as a mosquito truck rolled down the street,
fog coursing from its sprayers

Sprinting into the house, Mira called Solis
and he followed; her sisters and brothers
already closing all the windows and doors

Setting off in the morning, carrying penknives,
canteens and mess kits, Mira, Will, Laurel
and Sandy followed an asphalt road;
waves of heat created mirages of lakes
always ahead on the black adhesive strip

Sandy showed them coins of tar
on the soles of his sneakers
and they passed a great blue heron
lying by the side of the road, glistening
feathers dulled by dust and dried blood

Crossing a roadside ditch, they each
left a footprint in the crusted mud to mark
where they entered the woods

An indigo snake scaled the parched lips
of the ditch, seeking shelter in the grass;
bright yellow mullein flowers shocked
the evergreen and palmetto
in dashes of sunlight and dots of shade

Mira suggested: Let’s go to the fire tower;
and they pounded down paths
through sand blackberry

The palmettos thinned out, fan-like leaves
theatrical against the backdrop of sand-plain;
in a scattering of scrub pine, some lower branches
drying and barren of needles,
they scanned for fossils

Climbing to the top of the fire tower
they surveyed a thickening web of forest;
an eagle picked up from the horizon
and as it spiraled above them
they lifted their eyes to its broad level wings

A path ran back into the forest
and along the way, they found seed pods
and wild raspberries; quartered light fell
on deep-green nightshade
and blue dusky palmetto

At noon, they rested on cool layers
of pine needles and shared their food
as the needles glowed russet-gold

Sandy said: I would like to live in a log cabin
far out in the woods with a friend or two;
you can make everything, grow your own food.

Mira said: I’ve thought about living on my own;
and visualized her grandmother’s people:
That’s what Seminole means:
Breaking away.
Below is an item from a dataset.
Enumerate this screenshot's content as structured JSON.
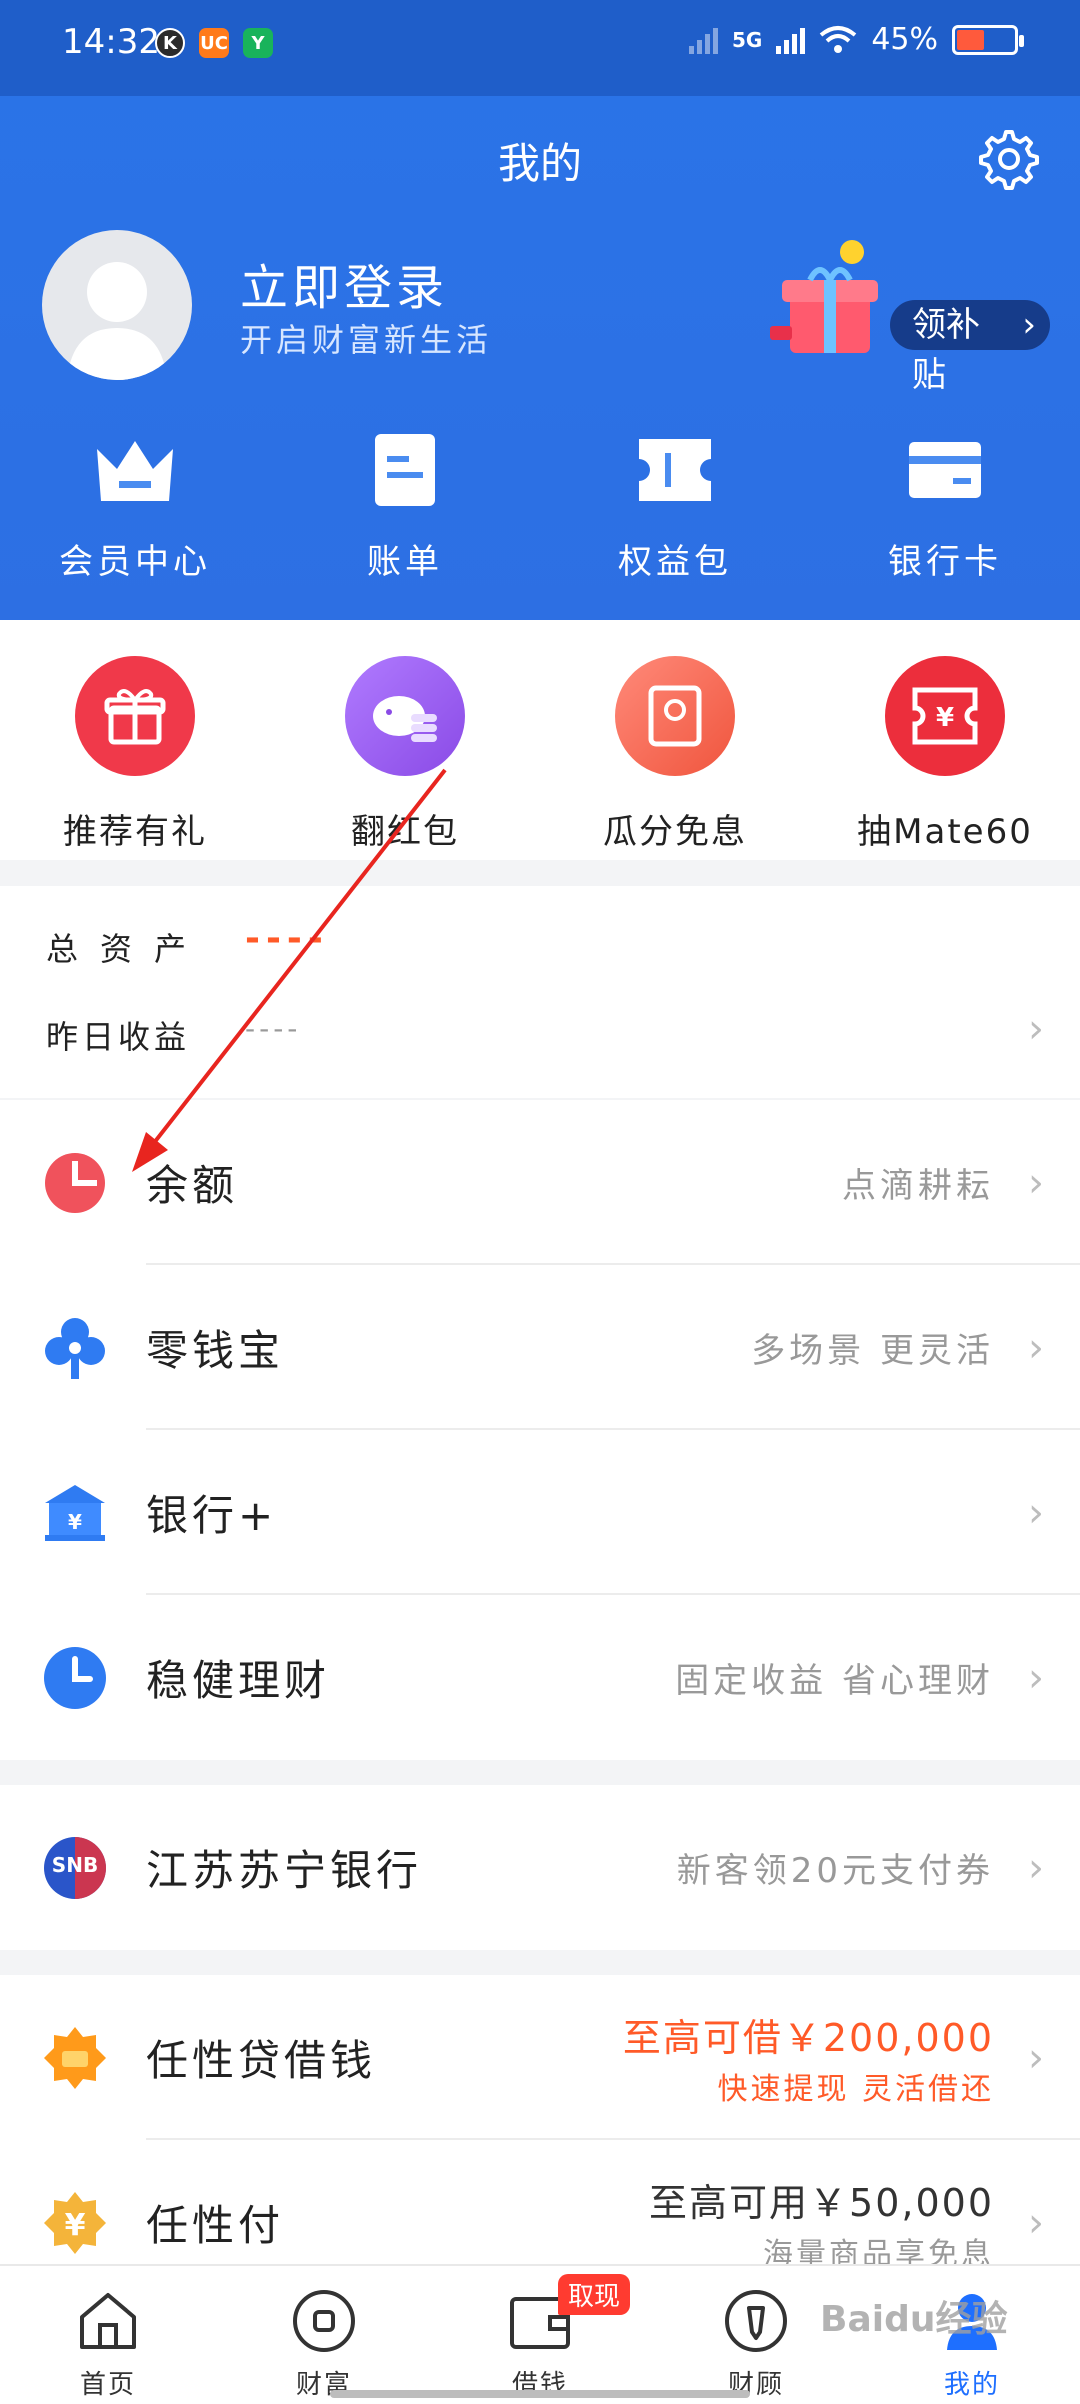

Renegade. To me
it means free.

To read Children of the Moon: The Prologue, click here

You can follow the links from there at the bottom of each chapter’s page.